Anthony then invited guests Joan Simmons and Jennifer Rousseau to speak about the USEA Instructors’ Certification Program (ICP) and motions were made to approve the ICP’s new mission statement as well as a change to the levels of certification. The full mission statement and changes will be available for review on the USEA website in due course.
USEA Director of Programs and Marketing Kate Lokey brought forward a proposal from the USEA Intercollegiate Eventing Committee about allowing seniors who missed out on their final chance to compete in the 2020 USEA Intercollegiate Eventing Championships due to its cancellation be allowed to compete in the graduate division at the 2021 Championships. The motion passed.
Lauren Nicholson, Vice President of Active Athletes, asked the Board to vote to allow the USEA Professional Horseman’s Council (PHC) to absorb the Event Riders Association of North America (ERAofNA) as both groups have a very similar idea and goals. The USEA would take over the ERAofNA’s year-end awards and the committee would adopt the name of ERAofNA. The motion was approved by the Board.
Corcoran then presented the rule change proposal of EV153 Show Jumping Faults on behalf of the USEA Safety Committee. A discussion ensued about the use of five rails or 20 penalties since penalties may include refusals and circles, etc. However, the data available only includes penalty points and doesn’t distinguish between rails and refusals. Another discussion surrounded applying to all levels and whether the rule should be applied if show jumping is before cross-country or after as well. The motion passed with rewording to 20 penalties rather than five rails and will move on to the USEF for the next step of approval.

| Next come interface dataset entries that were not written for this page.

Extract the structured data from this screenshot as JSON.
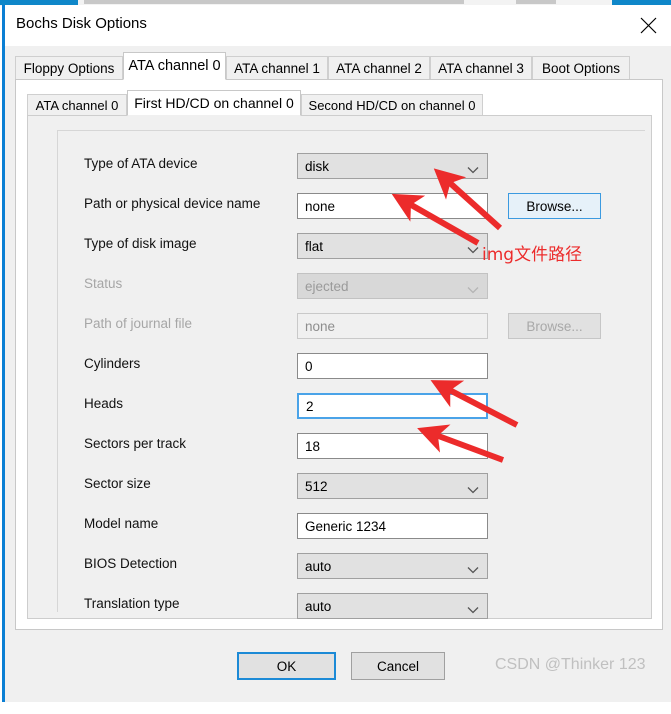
{
  "window": {
    "title": "Bochs Disk Options",
    "close_icon": "close-icon"
  },
  "outer_tabs": [
    {
      "label": "Floppy Options",
      "selected": false
    },
    {
      "label": "ATA channel 0",
      "selected": true
    },
    {
      "label": "ATA channel 1",
      "selected": false
    },
    {
      "label": "ATA channel 2",
      "selected": false
    },
    {
      "label": "ATA channel 3",
      "selected": false
    },
    {
      "label": "Boot Options",
      "selected": false
    }
  ],
  "inner_tabs": [
    {
      "label": "ATA channel 0",
      "selected": false
    },
    {
      "label": "First HD/CD on channel 0",
      "selected": true
    },
    {
      "label": "Second HD/CD on channel 0",
      "selected": false
    }
  ],
  "form": {
    "rows": [
      {
        "label": "Type of ATA device",
        "value": "disk",
        "kind": "combo",
        "disabled": false,
        "focused": false
      },
      {
        "label": "Path or physical device name",
        "value": "none",
        "kind": "text",
        "disabled": false,
        "focused": false
      },
      {
        "label": "Type of disk image",
        "value": "flat",
        "kind": "combo",
        "disabled": false,
        "focused": false
      },
      {
        "label": "Status",
        "value": "ejected",
        "kind": "combo",
        "disabled": true,
        "focused": false
      },
      {
        "label": "Path of journal file",
        "value": "none",
        "kind": "text",
        "disabled": true,
        "focused": false
      },
      {
        "label": "Cylinders",
        "value": "0",
        "kind": "text",
        "disabled": false,
        "focused": false
      },
      {
        "label": "Heads",
        "value": "2",
        "kind": "text",
        "disabled": false,
        "focused": true
      },
      {
        "label": "Sectors per track",
        "value": "18",
        "kind": "text",
        "disabled": false,
        "focused": false
      },
      {
        "label": "Sector size",
        "value": "512",
        "kind": "combo",
        "disabled": false,
        "focused": false
      },
      {
        "label": "Model name",
        "value": "Generic 1234",
        "kind": "text",
        "disabled": false,
        "focused": false
      },
      {
        "label": "BIOS Detection",
        "value": "auto",
        "kind": "combo",
        "disabled": false,
        "focused": false
      },
      {
        "label": "Translation type",
        "value": "auto",
        "kind": "combo",
        "disabled": false,
        "focused": false
      }
    ],
    "browse_device": {
      "label": "Browse...",
      "disabled": false
    },
    "browse_journal": {
      "label": "Browse...",
      "disabled": true
    }
  },
  "buttons": {
    "ok": "OK",
    "cancel": "Cancel"
  },
  "watermark": "CSDN @Thinker 123",
  "annotation": {
    "text": "img文件路径",
    "color": "#ec2b2b"
  },
  "colors": {
    "accent_blue": "#0a7fd4",
    "focus_blue": "#4aa3e8",
    "annotation_red": "#ec2b2b",
    "dialog_bg": "#f0f0f0"
  }
}
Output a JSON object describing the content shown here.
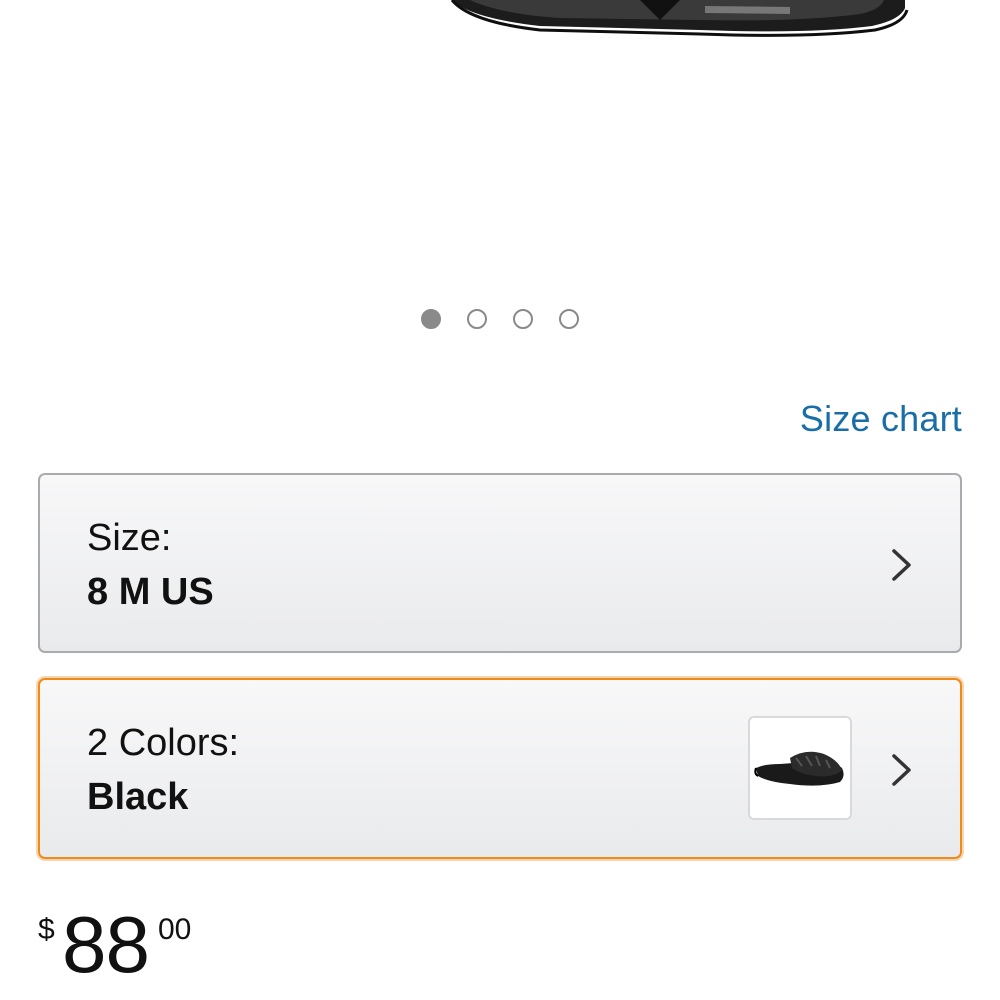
{
  "carousel": {
    "total_images": 4,
    "active_index": 0
  },
  "size_chart_link": "Size chart",
  "size_selector": {
    "label": "Size:",
    "value": "8 M US"
  },
  "color_selector": {
    "label": "2 Colors:",
    "value": "Black"
  },
  "price": {
    "currency": "$",
    "whole": "88",
    "fraction": "00"
  },
  "colors": {
    "link": "#1a6ea8",
    "selected_border": "#ef8a1c",
    "box_border": "#a9abae",
    "dot": "#8a8a8a"
  },
  "icons": {
    "chevron": "chevron-right-icon"
  }
}
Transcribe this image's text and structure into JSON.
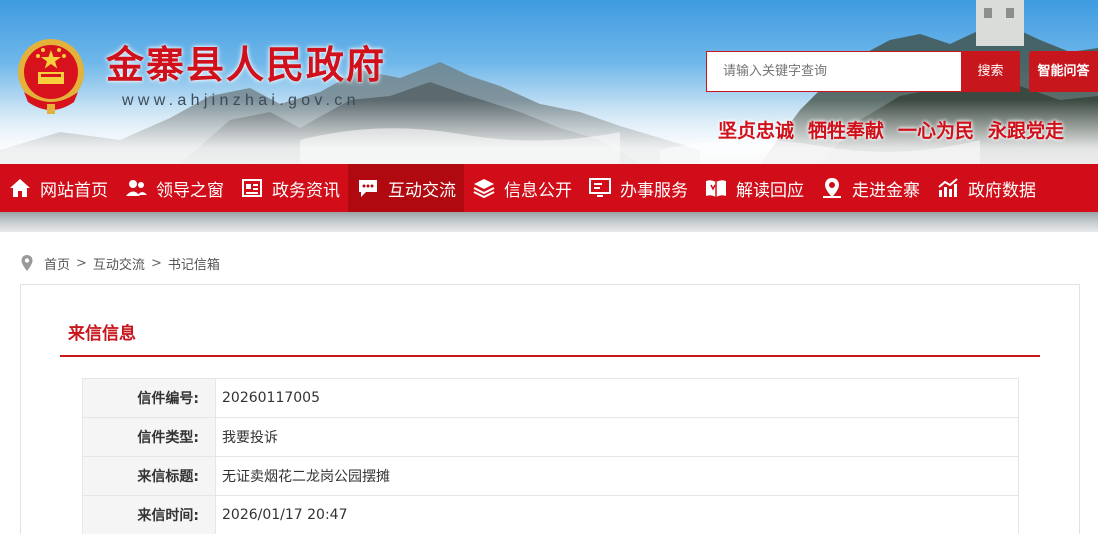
{
  "header": {
    "site_title": "金寨县人民政府",
    "site_url": "www.ahjinzhai.gov.cn",
    "search_placeholder": "请输入关键字查询",
    "search_button": "搜索",
    "ai_button": "智能问答",
    "slogans": [
      "坚贞忠诚",
      "牺牲奉献",
      "一心为民",
      "永跟党走"
    ]
  },
  "nav": {
    "items": [
      {
        "label": "网站首页",
        "icon": "home-icon"
      },
      {
        "label": "领导之窗",
        "icon": "people-icon"
      },
      {
        "label": "政务资讯",
        "icon": "news-icon"
      },
      {
        "label": "互动交流",
        "icon": "chat-icon",
        "active": true
      },
      {
        "label": "信息公开",
        "icon": "layers-icon"
      },
      {
        "label": "办事服务",
        "icon": "monitor-icon"
      },
      {
        "label": "解读回应",
        "icon": "book-icon"
      },
      {
        "label": "走进金寨",
        "icon": "location-icon"
      },
      {
        "label": "政府数据",
        "icon": "chart-icon"
      }
    ]
  },
  "breadcrumb": {
    "items": [
      "首页",
      "互动交流",
      "书记信箱"
    ],
    "separator": ">"
  },
  "content": {
    "section_title": "来信信息",
    "rows": [
      {
        "label": "信件编号:",
        "value": "20260117005"
      },
      {
        "label": "信件类型:",
        "value": "我要投诉"
      },
      {
        "label": "来信标题:",
        "value": "无证卖烟花二龙岗公园摆摊"
      },
      {
        "label": "来信时间:",
        "value": "2026/01/17 20:47"
      }
    ]
  },
  "colors": {
    "brand_red": "#d00d18",
    "title_red": "#c8161d"
  }
}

John Bourgoin, the Board Representative on the Young Riders and Juniors Committee, asked for a vote to allow the USEA Area Young Rider Programs ages to be increased to 25 in order to match the new Youth Team Challenge age range. Dawn Robbins, VP of Membership, asked that the motion allow for 22- to 25-year-olds to decide if they wish to join the Young Riders Program or the Adult Riders Program, however limiting dual Adult and Young Rider Program members to one related championship each year. The motion passed pending review by the Young Riders and Juniors Committee.
With the action items concluded, the meeting moved to other business with Burk giving an update on the Frangible Technology Distribution Program and USEA Foundation Grant Program - $430,000+ has been raised and the Foundation has approved all 236 requests for grants for frangible devices. He gave a huge thanks to all who have donated and everyone involved in the effort.
Robbins then gave a brief update on the USEA’s Event Management System saying that it is being delivered this week and several pilots are being planned and some exciting work is getting off the ground. A discussion then occurred surrounding the branding of the tool which would enable it to appeal to a range of equestrian disciplines.
The USEA Board of Governors next meets as a full board in May with several executive committee conference calls planned before. More information about the USEA Board of Governors is available here.
It’s the turn of the world’s best Eventing athletes to stand under the Tokyo 2020 Olympic Games spotlight over the next few days as all but one of the horses presented at this morning’s horse inspection at Baji Koen Equestrian Park were confirmed for action by the Ground Jury.
And they're off! Eventing kicks off today in Tokyo (Thursday, July 29 – 7:30 p.m. ET), with the first of three Olympic dressage sessions. Competitors from 29 nations will go head to head, vying for a spot on the coveted Olympic podium.
There were a few last-minute dramas at the first horse inspection for the Tokyo Olympics which took place in the main equestrian park at Baji Koen Equestrian Centre at 9:30 a.m. JST today.